Lin-Manuel Miranda, the actor, composer, lyricist, playwright, and television producer, is seemingly a one-man show. But, surprisingly, as one of the executive producers on FX’s Fosse/Verdon, which revisits Bob Fosse (Sam Rockwell) and Gwen Verdon (Michelle Williams) and their significant contributions to theater, film, and dance, Miranda’s favorite moments in the mini-series aren’t about the theater at all. At a screening and conversation at the 92nd Street Y on Thursday night, Miranda talked about how he’s more interested in the show’s quieter scenes and breaking down the auteur theory.
“For me, it’s the little moments,” Miranda explained. “One of my favorite moments in the series was in episode two, just before Gwen walks into meet Bob for the first time. She’s over it, and she’s over it, and then [takes a deep breath and releases], and she walks into the room. That’s all of us on our auditions. There are moments that are really ephemeral that come with the craft of this. I think that the focus on craft, the focus on collaboration, and the focus on making something so much greater than ourselves is so much at the heart of what we all do.”
Rockwell and Williams were onstage with Miranda along with executive producers Thomas Kail, Steven Levenson, and Joel Fields, and co-executive producer/creative consultant Nicole Fosse, who’s also the daughter of Fosse and Verdon. Vanity Fair’s Radhika Jones led the conversation and asked the group what they wanted to emphasize in a show about the entertainment industry as professional culture creators themselves.
“I think demolishing the auteur theory when it comes to theater is one of the really incredible things about this [series],” Miranda explained. “Anyone knows who’s ever made theater, whether you’ve made it on Broadway or if you’ve made it in your school play, that you can’t do it alone. You just can’t do it alone.

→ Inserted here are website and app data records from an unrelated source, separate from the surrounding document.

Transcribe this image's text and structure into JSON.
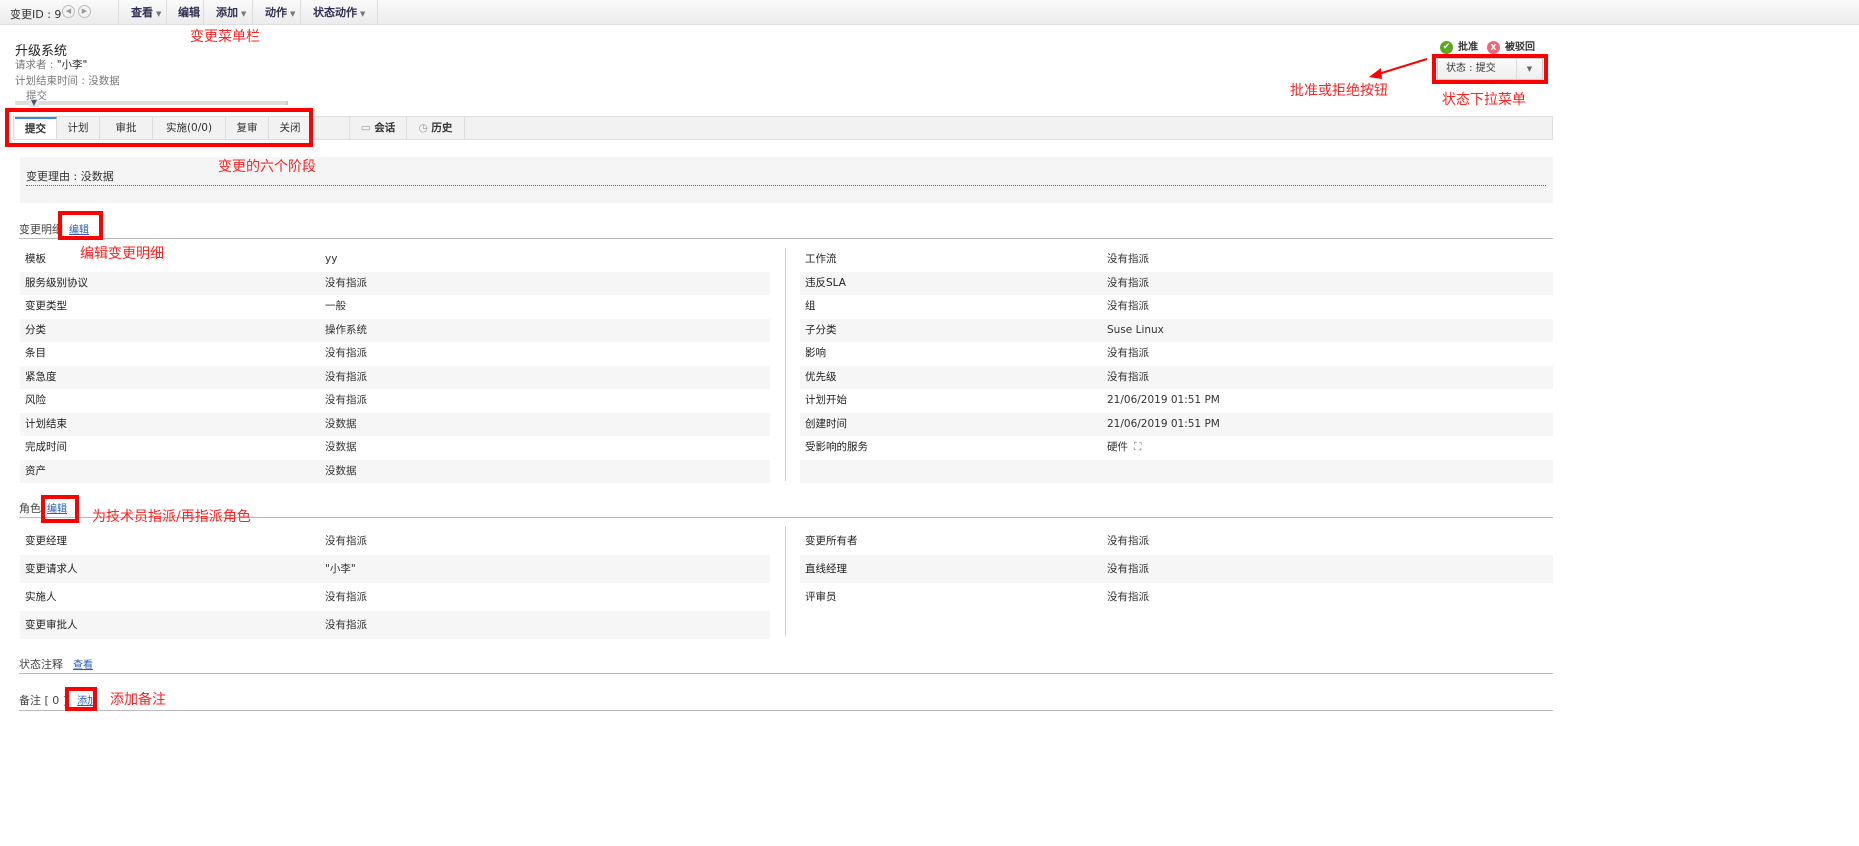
{
  "toolbar": {
    "change_id": "变更ID : 9",
    "menus": [
      "查看",
      "编辑",
      "添加",
      "动作",
      "状态动作"
    ]
  },
  "header": {
    "title": "升级系统",
    "requester_label": "请求者 : ",
    "requester": "\"小李\"",
    "plan_end": "计划结束时间 : 没数据",
    "stage": "提交"
  },
  "actions": {
    "approve": "批准",
    "reject": "被驳回",
    "status": "状态 : 提交"
  },
  "tabs": [
    "提交",
    "计划",
    "审批",
    "实施(0/0)",
    "复审",
    "关闭"
  ],
  "extra_tabs": [
    "会话",
    "历史"
  ],
  "reason": "变更理由 : 没数据",
  "details": {
    "title": "变更明细",
    "edit": "编辑",
    "left": [
      [
        "模板",
        "yy"
      ],
      [
        "服务级别协议",
        "没有指派"
      ],
      [
        "变更类型",
        "一般"
      ],
      [
        "分类",
        "操作系统"
      ],
      [
        "条目",
        "没有指派"
      ],
      [
        "紧急度",
        "没有指派"
      ],
      [
        "风险",
        "没有指派"
      ],
      [
        "计划结束",
        "没数据"
      ],
      [
        "完成时间",
        "没数据"
      ],
      [
        "资产",
        "没数据"
      ]
    ],
    "right": [
      [
        "工作流",
        "没有指派"
      ],
      [
        "违反SLA",
        "没有指派"
      ],
      [
        "组",
        "没有指派"
      ],
      [
        "子分类",
        "Suse Linux"
      ],
      [
        "影响",
        "没有指派"
      ],
      [
        "优先级",
        "没有指派"
      ],
      [
        "计划开始",
        "21/06/2019 01:51 PM"
      ],
      [
        "创建时间",
        "21/06/2019 01:51 PM"
      ],
      [
        "受影响的服务",
        "硬件"
      ],
      [
        "",
        ""
      ]
    ]
  },
  "roles": {
    "title": "角色",
    "edit": "编辑",
    "left": [
      [
        "变更经理",
        "没有指派"
      ],
      [
        "变更请求人",
        "\"小李\""
      ],
      [
        "实施人",
        "没有指派"
      ],
      [
        "变更审批人",
        "没有指派"
      ]
    ],
    "right": [
      [
        "变更所有者",
        "没有指派"
      ],
      [
        "直线经理",
        "没有指派"
      ],
      [
        "评审员",
        "没有指派"
      ]
    ]
  },
  "status_notes": {
    "title": "状态注释",
    "view": "查看"
  },
  "notes": {
    "title": "备注 [ 0 ]",
    "add": "添加"
  },
  "annotations": {
    "menubar": "变更菜单栏",
    "approve_reject": "批准或拒绝按钮",
    "status_dropdown": "状态下拉菜单",
    "stages": "变更的六个阶段",
    "edit_details": "编辑变更明细",
    "assign_roles": "为技术员指派/再指派角色",
    "add_note": "添加备注"
  }
}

If you get the right team together and you all get marching in the same direction, you can create something so much greater than the sum of all your parts. That’s why we all keep coming back to it.”